I believe the tax cap is a good short-term solution for New York as we head into the summer travel months, but it is by no means a long-term resolution. In order for us to be free from our dependence on fossil fuels, we must implement measures to entice businesses, citizens, and institutions of higher learning to develop, research, and use alternative energy fuels such as ethanol and bio-diesel.

Our Alternative Fuel Incentive Fund is designed to do exactly that. We propose placing the state sales tax revenue generated from the second dollar of gas into the fund, which will go to tax credits for buying hybrid or fuel-flexible vehicles, and to businesses for the installation or conversion of fueling stations for alternative fuels, grants for academic institutions and public/private consortiums dedicated to research and development of alternative fuels, travel plazas on the Thruway with alternative fueling stations, and the construction of an ethanol refinery.

The long-term solution to our energy problem is to implement proactive measures that increase the availability of alternative fuels and transition away from fossil fuels.
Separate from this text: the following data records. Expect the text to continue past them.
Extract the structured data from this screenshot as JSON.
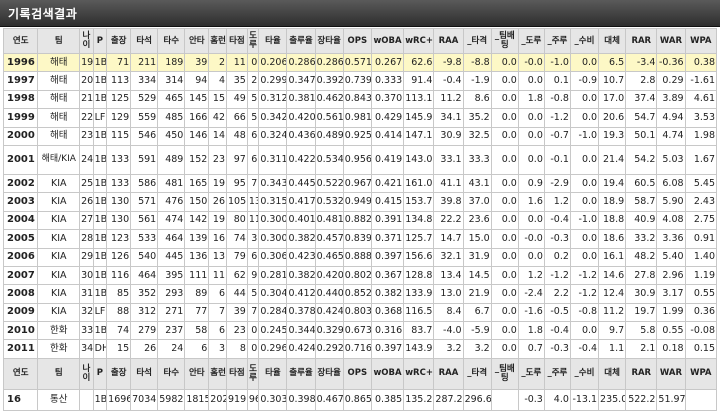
{
  "title": "기록검색결과",
  "headers": [
    "연도",
    "팀",
    "나이",
    "P",
    "출장",
    "타석",
    "타수",
    "안타",
    "홈런",
    "타점",
    "도루",
    "타율",
    "출루율",
    "장타율",
    "OPS",
    "wOBA",
    "wRC+",
    "RAA",
    "_타격",
    "_팀배팅",
    "_도루",
    "_주루",
    "_수비",
    "대체",
    "RAR",
    "WAR",
    "WPA"
  ],
  "headers_display": [
    "연도",
    "팀",
    "나\n이",
    "P",
    "출장",
    "타석",
    "타수",
    "안타",
    "홈런",
    "타점",
    "도\n루",
    "타율",
    "출루율",
    "장타율",
    "OPS",
    "wOBA",
    "wRC+",
    "RAA",
    "_타격",
    "_팀배\n팅",
    "_도루",
    "_주루",
    "_수비",
    "대체",
    "RAR",
    "WAR",
    "WPA"
  ],
  "rows": [
    [
      "1996",
      "해태",
      "19",
      "1B",
      "71",
      "211",
      "189",
      "39",
      "2",
      "11",
      "0",
      "0.206",
      "0.286",
      "0.286",
      "0.571",
      "0.267",
      "62.6",
      "-9.8",
      "-8.8",
      "0.0",
      "-0.0",
      "-1.0",
      "0.0",
      "6.5",
      "-3.4",
      "-0.36",
      "0.38"
    ],
    [
      "1997",
      "해태",
      "20",
      "1B",
      "113",
      "334",
      "314",
      "94",
      "4",
      "35",
      "2",
      "0.299",
      "0.347",
      "0.392",
      "0.739",
      "0.333",
      "91.4",
      "-0.4",
      "-1.9",
      "0.0",
      "0.0",
      "0.1",
      "-0.9",
      "10.7",
      "2.8",
      "0.29",
      "-1.61"
    ],
    [
      "1998",
      "해태",
      "21",
      "1B",
      "125",
      "529",
      "465",
      "145",
      "15",
      "49",
      "5",
      "0.312",
      "0.381",
      "0.462",
      "0.843",
      "0.370",
      "113.1",
      "11.2",
      "8.6",
      "0.0",
      "1.8",
      "-0.8",
      "0.0",
      "17.0",
      "37.4",
      "3.89",
      "4.61"
    ],
    [
      "1999",
      "해태",
      "22",
      "LF",
      "129",
      "559",
      "485",
      "166",
      "42",
      "66",
      "5",
      "0.342",
      "0.420",
      "0.561",
      "0.981",
      "0.429",
      "145.9",
      "34.1",
      "35.2",
      "0.0",
      "0.0",
      "-1.2",
      "0.0",
      "20.6",
      "54.7",
      "4.94",
      "3.53"
    ],
    [
      "2000",
      "해태",
      "23",
      "1B",
      "115",
      "546",
      "450",
      "146",
      "14",
      "48",
      "6",
      "0.324",
      "0.436",
      "0.489",
      "0.925",
      "0.414",
      "147.1",
      "30.9",
      "32.5",
      "0.0",
      "0.0",
      "-0.7",
      "-1.0",
      "19.3",
      "50.1",
      "4.74",
      "1.98"
    ],
    [
      "2001",
      "해태/KIA",
      "24",
      "1B",
      "133",
      "591",
      "489",
      "152",
      "23",
      "97",
      "6",
      "0.311",
      "0.422",
      "0.534",
      "0.956",
      "0.419",
      "143.0",
      "33.1",
      "33.3",
      "0.0",
      "0.0",
      "-0.1",
      "0.0",
      "21.4",
      "54.2",
      "5.03",
      "1.67"
    ],
    [
      "2002",
      "KIA",
      "25",
      "1B",
      "133",
      "586",
      "481",
      "165",
      "19",
      "95",
      "7",
      "0.343",
      "0.445",
      "0.522",
      "0.967",
      "0.421",
      "161.0",
      "41.1",
      "43.1",
      "0.0",
      "0.9",
      "-2.9",
      "0.0",
      "19.4",
      "60.5",
      "6.08",
      "5.45"
    ],
    [
      "2003",
      "KIA",
      "26",
      "1B",
      "130",
      "571",
      "476",
      "150",
      "26",
      "105",
      "13",
      "0.315",
      "0.417",
      "0.532",
      "0.949",
      "0.415",
      "153.7",
      "39.8",
      "37.0",
      "0.0",
      "1.6",
      "1.2",
      "0.0",
      "18.9",
      "58.7",
      "5.90",
      "2.43"
    ],
    [
      "2004",
      "KIA",
      "27",
      "1B",
      "130",
      "561",
      "474",
      "142",
      "19",
      "80",
      "11",
      "0.300",
      "0.401",
      "0.481",
      "0.882",
      "0.391",
      "134.8",
      "22.2",
      "23.6",
      "0.0",
      "0.0",
      "-0.4",
      "-1.0",
      "18.8",
      "40.9",
      "4.08",
      "2.75"
    ],
    [
      "2005",
      "KIA",
      "28",
      "1B",
      "123",
      "533",
      "464",
      "139",
      "16",
      "74",
      "3",
      "0.300",
      "0.382",
      "0.457",
      "0.839",
      "0.371",
      "125.7",
      "14.7",
      "15.0",
      "0.0",
      "-0.0",
      "-0.3",
      "0.0",
      "18.6",
      "33.2",
      "3.36",
      "0.91"
    ],
    [
      "2006",
      "KIA",
      "29",
      "1B",
      "126",
      "540",
      "445",
      "136",
      "13",
      "79",
      "6",
      "0.306",
      "0.423",
      "0.465",
      "0.888",
      "0.397",
      "156.6",
      "32.1",
      "31.9",
      "0.0",
      "0.0",
      "0.2",
      "0.0",
      "16.1",
      "48.2",
      "5.40",
      "1.40"
    ],
    [
      "2007",
      "KIA",
      "30",
      "1B",
      "116",
      "464",
      "395",
      "111",
      "11",
      "62",
      "9",
      "0.281",
      "0.382",
      "0.420",
      "0.802",
      "0.367",
      "128.8",
      "13.4",
      "14.5",
      "0.0",
      "1.2",
      "-1.2",
      "-1.2",
      "14.6",
      "27.8",
      "2.96",
      "1.19"
    ],
    [
      "2008",
      "KIA",
      "31",
      "1B",
      "85",
      "352",
      "293",
      "89",
      "6",
      "44",
      "5",
      "0.304",
      "0.412",
      "0.440",
      "0.852",
      "0.382",
      "133.9",
      "13.0",
      "21.9",
      "0.0",
      "-2.4",
      "2.2",
      "-1.2",
      "12.4",
      "30.9",
      "3.17",
      "0.55"
    ],
    [
      "2009",
      "KIA",
      "32",
      "LF",
      "88",
      "312",
      "271",
      "77",
      "7",
      "39",
      "7",
      "0.284",
      "0.378",
      "0.424",
      "0.803",
      "0.368",
      "116.5",
      "8.4",
      "6.7",
      "0.0",
      "-1.6",
      "-0.5",
      "-0.8",
      "11.2",
      "19.7",
      "1.99",
      "0.36"
    ],
    [
      "2010",
      "한화",
      "33",
      "1B",
      "74",
      "279",
      "237",
      "58",
      "6",
      "23",
      "0",
      "0.245",
      "0.344",
      "0.329",
      "0.673",
      "0.316",
      "83.7",
      "-4.0",
      "-5.9",
      "0.0",
      "1.8",
      "-0.4",
      "0.0",
      "9.7",
      "5.8",
      "0.55",
      "-0.08"
    ],
    [
      "2011",
      "한화",
      "34",
      "DH",
      "15",
      "26",
      "24",
      "6",
      "3",
      "8",
      "0",
      "0.296",
      "0.424",
      "0.292",
      "0.716",
      "0.397",
      "143.9",
      "3.2",
      "3.2",
      "0.0",
      "0.7",
      "-0.3",
      "-0.4",
      "1.1",
      "2.1",
      "0.18",
      "0.15"
    ]
  ],
  "total": [
    "16",
    "통산",
    "",
    "1B",
    "1696",
    "7034",
    "5982",
    "1815",
    "202",
    "919",
    "96",
    "0.303",
    "0.398",
    "0.467",
    "0.865",
    "0.385",
    "135.2",
    "287.2",
    "296.6",
    "",
    "-0.3",
    "4.0",
    "-13.1",
    "235.0",
    "522.2",
    "51.97",
    ""
  ]
}
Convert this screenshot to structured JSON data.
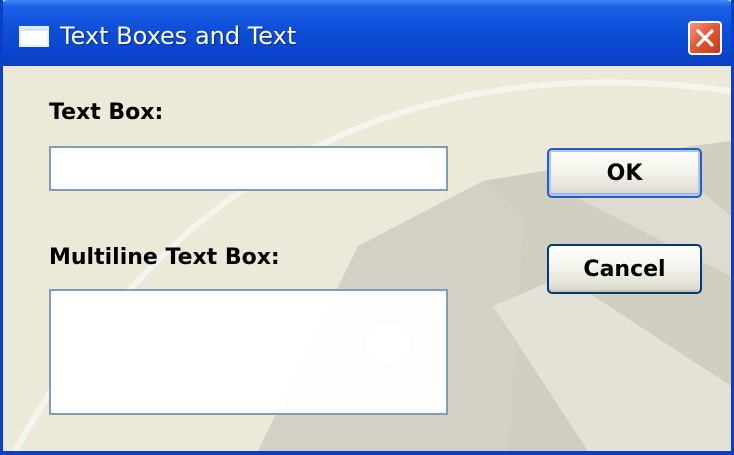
{
  "window": {
    "title": "Text Boxes and Text",
    "close_symbol": "×"
  },
  "form": {
    "text_box_label": "Text Box:",
    "text_box_value": "",
    "multiline_label": "Multiline Text Box:",
    "multiline_value": ""
  },
  "buttons": {
    "ok_label": "OK",
    "cancel_label": "Cancel"
  },
  "colors": {
    "titlebar": "#0a46cf",
    "dialog_face": "#ece9d8",
    "close_button": "#e35a36",
    "textbox_border": "#7f9db9"
  },
  "icons": {
    "window_icon": "window-icon",
    "close_icon": "close-icon"
  }
}
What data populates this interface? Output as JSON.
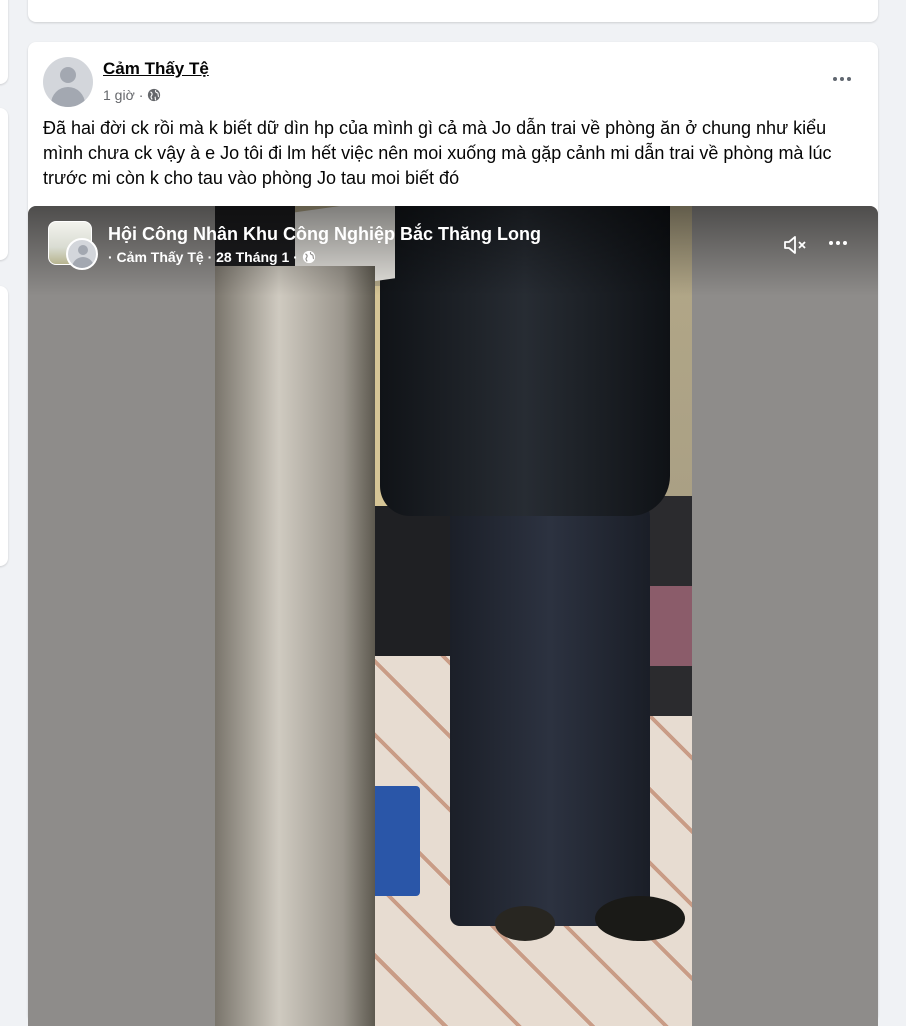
{
  "post": {
    "author": "Cảm Thấy Tệ",
    "time": "1 giờ",
    "separator": "·",
    "text": "Đã hai đời ck rồi mà k biết dữ dìn hp của mình gì cả mà Jo dẫn trai về phòng ăn ở chung như kiểu mình chưa ck vậy à e Jo tôi đi lm hết việc nên moi xuống mà gặp cảnh mi dẫn trai về phòng mà lúc trước mi còn k cho tau vào phòng Jo tau moi biết đó"
  },
  "shared_video": {
    "group_name": "Hội Công Nhân Khu Công Nghiệp Bắc Thăng Long",
    "meta_prefix": "· Cảm Thấy Tệ · 28 Tháng 1 ·"
  },
  "icons": {
    "more": "more-horizontal-icon",
    "globe": "globe-icon",
    "mute": "speaker-muted-icon"
  },
  "colors": {
    "page_bg": "#f0f2f5",
    "card_bg": "#ffffff",
    "secondary_text": "#65676b"
  }
}
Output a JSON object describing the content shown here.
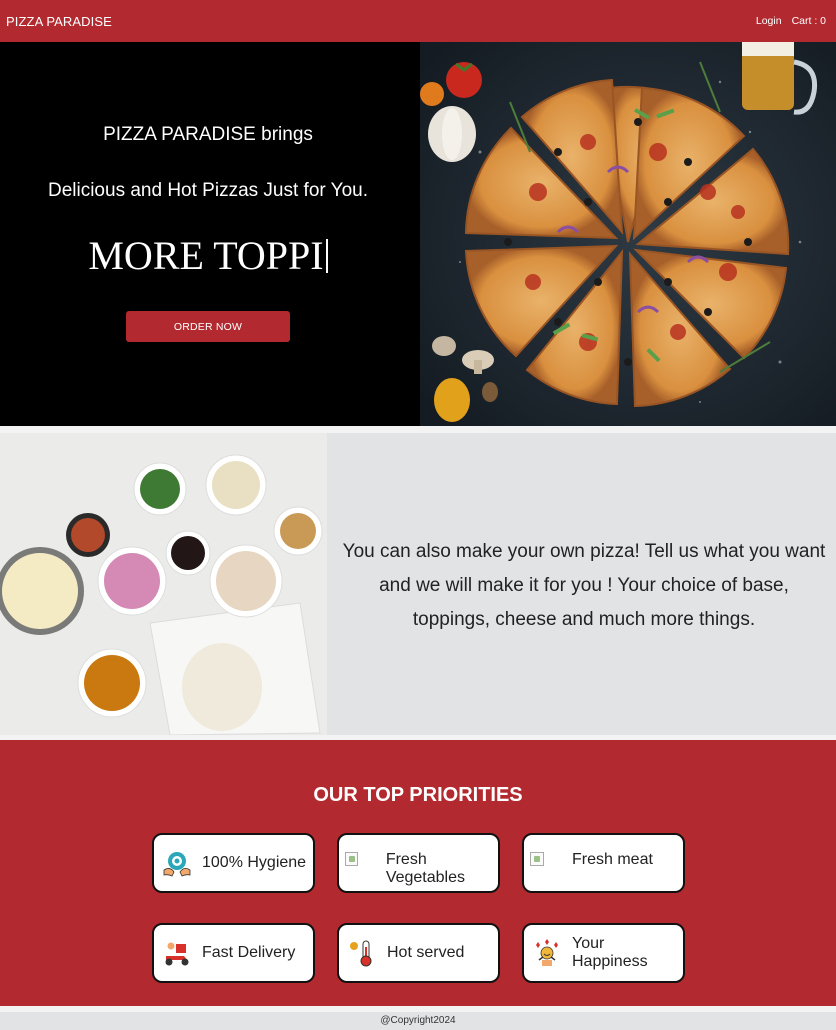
{
  "navbar": {
    "brand": "PIZZA PARADISE",
    "login": "Login",
    "cart": "Cart : 0"
  },
  "hero": {
    "line1": "PIZZA PARADISE brings",
    "line2": "Delicious and Hot Pizzas Just for You.",
    "typed": "MORE TOPPI",
    "order_button": "ORDER NOW"
  },
  "custom": {
    "text": "You can also make your own pizza! Tell us what you want and we will make it for you ! Your choice of base, toppings, cheese and much more things."
  },
  "priorities": {
    "title": "OUR TOP PRIORITIES",
    "cards": [
      {
        "label": "100% Hygiene",
        "icon": "hygiene-icon"
      },
      {
        "label": "Fresh Vegetables",
        "icon": "broken-image-icon"
      },
      {
        "label": "Fresh meat",
        "icon": "broken-image-icon"
      },
      {
        "label": "Fast Delivery",
        "icon": "delivery-scooter-icon"
      },
      {
        "label": "Hot served",
        "icon": "thermometer-icon"
      },
      {
        "label": "Your Happiness",
        "icon": "happiness-icon"
      }
    ]
  },
  "footer": {
    "copyright": "@Copyright2024"
  },
  "colors": {
    "primary": "#b22a2f",
    "section_bg": "#e1e3e5",
    "hero_bg": "#000000"
  }
}
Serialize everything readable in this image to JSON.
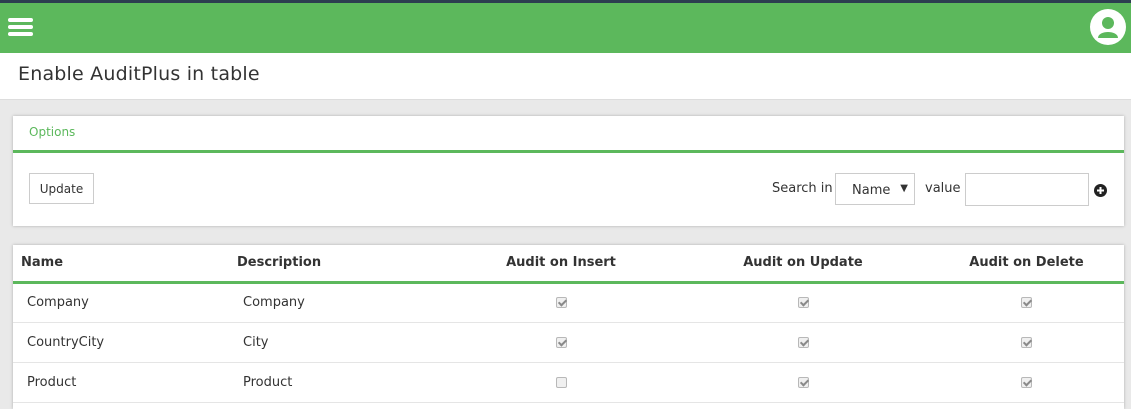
{
  "header": {
    "menu_icon": "hamburger-menu-icon",
    "user_icon": "user-avatar-icon",
    "accent_color": "#5cb85c"
  },
  "page": {
    "title": "Enable AuditPlus in table"
  },
  "options": {
    "title": "Options",
    "update_label": "Update",
    "search_in_label": "Search in",
    "search_field": {
      "selected": "Name"
    },
    "value_label": "value",
    "value_input": "",
    "add_icon": "plus-circle-icon"
  },
  "table": {
    "columns": [
      "Name",
      "Description",
      "Audit on Insert",
      "Audit on Update",
      "Audit on Delete"
    ],
    "rows": [
      {
        "name": "Company",
        "description": "Company",
        "insert": true,
        "update": true,
        "delete": true
      },
      {
        "name": "CountryCity",
        "description": "City",
        "insert": true,
        "update": true,
        "delete": true
      },
      {
        "name": "Product",
        "description": "Product",
        "insert": false,
        "update": true,
        "delete": true
      }
    ]
  }
}
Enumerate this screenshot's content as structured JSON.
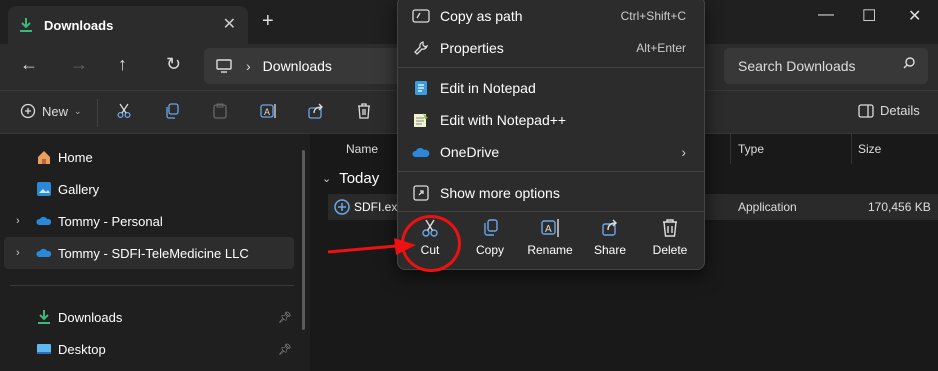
{
  "tab": {
    "title": "Downloads",
    "close": "✕",
    "new_tab": "+"
  },
  "window": {
    "minimize": "—",
    "maximize": "☐",
    "close": "✕"
  },
  "address": {
    "path": "Downloads",
    "separator": "›"
  },
  "search": {
    "placeholder": "Search Downloads"
  },
  "toolbar": {
    "new_label": "New",
    "details_label": "Details"
  },
  "sidebar": {
    "items": [
      {
        "label": "Home"
      },
      {
        "label": "Gallery"
      },
      {
        "label": "Tommy - Personal"
      },
      {
        "label": "Tommy - SDFI-TeleMedicine LLC"
      }
    ],
    "quick_access": [
      {
        "label": "Downloads"
      },
      {
        "label": "Desktop"
      }
    ]
  },
  "content": {
    "columns": [
      "Name",
      "Type",
      "Size"
    ],
    "group": "Today",
    "file": {
      "name": "SDFI.exe",
      "type": "Application",
      "size": "170,456 KB"
    }
  },
  "context_menu": {
    "items": [
      {
        "label": "Copy as path",
        "shortcut": "Ctrl+Shift+C"
      },
      {
        "label": "Properties",
        "shortcut": "Alt+Enter"
      },
      {
        "label": "Edit in Notepad"
      },
      {
        "label": "Edit with Notepad++"
      },
      {
        "label": "OneDrive"
      },
      {
        "label": "Show more options"
      }
    ],
    "actions": [
      "Cut",
      "Copy",
      "Rename",
      "Share",
      "Delete"
    ]
  },
  "colors": {
    "accent": "#0e7ad9",
    "onedrive": "#2b88d8",
    "annotation": "#e11111",
    "downloads_green": "#3cb878"
  }
}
This plan does exactly that. I am proud that the Assembly minority conference has the vision for a better New York, free of dependence on foreign oil, to make our state cleaner and strong economically while saving you money for fueling and energy costs.

We know what is at stake as a result of rising fuel costs. A struggling tourism industry, ailing small businesses, and financially pinched working families are real concerns I share with my Assembly minority colleagues, which is why we were disappointed when the Assembly majority voted down our tax relief program. Despite the disappointment, we plan to force another vote for the tax relief plan and I vow to continue to fight for you so that our communities remain strong and free of burdensome fuel costs.